> **Exercise instructions**
Search the records for the word "this". Copy every line where it appears.

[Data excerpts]
+ + + + + + +

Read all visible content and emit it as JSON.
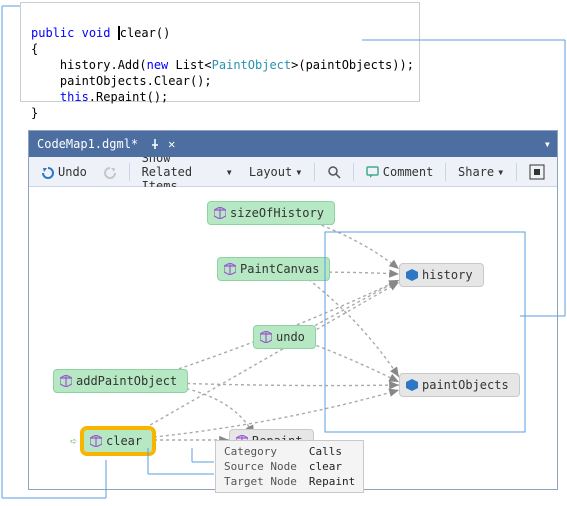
{
  "code": {
    "access": "public",
    "ret": "void",
    "method": "clear",
    "parens": "()",
    "brace_open": "{",
    "line1_a": "    history.Add(",
    "line1_new": "new",
    "line1_list": " List",
    "line1_po": "<",
    "line1_type": "PaintObject",
    "line1_b": ">(paintObjects));",
    "line2": "    paintObjects.Clear();",
    "line3_this": "    this",
    "line3_rest": ".Repaint();",
    "brace_close": "}"
  },
  "titlebar": {
    "title": "CodeMap1.dgml*"
  },
  "toolbar": {
    "undo": "Undo",
    "showrelated": "Show Related Items",
    "layout": "Layout",
    "comment": "Comment",
    "share": "Share"
  },
  "nodes": {
    "sizeOfHistory": "sizeOfHistory",
    "paintCanvas": "PaintCanvas",
    "addPaintObject": "addPaintObject",
    "undo": "undo",
    "clear": "clear",
    "repaint": "Repaint",
    "history": "history",
    "paintObjects": "paintObjects"
  },
  "tooltip": {
    "k1": "Category",
    "v1": "Calls",
    "k2": "Source Node",
    "v2": "clear",
    "k3": "Target Node",
    "v3": "Repaint"
  },
  "icons": {
    "purpleCube": "#9b59d0",
    "blueCube": "#2c78c4"
  }
}
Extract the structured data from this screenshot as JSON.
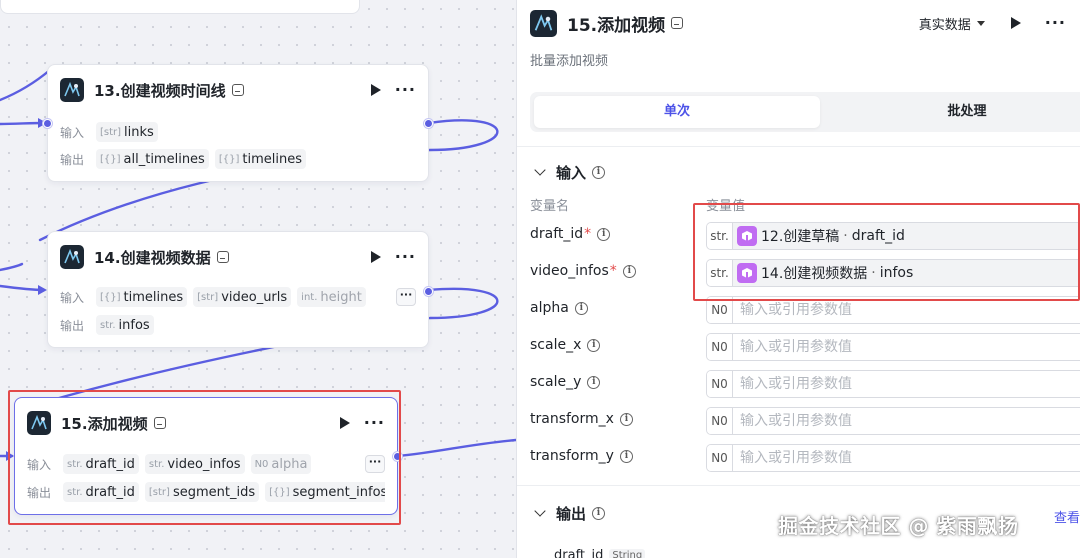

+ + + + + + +

> **Answer below**
    "line3_this": "    this",
Extract the structured data from this screenshot as JSON.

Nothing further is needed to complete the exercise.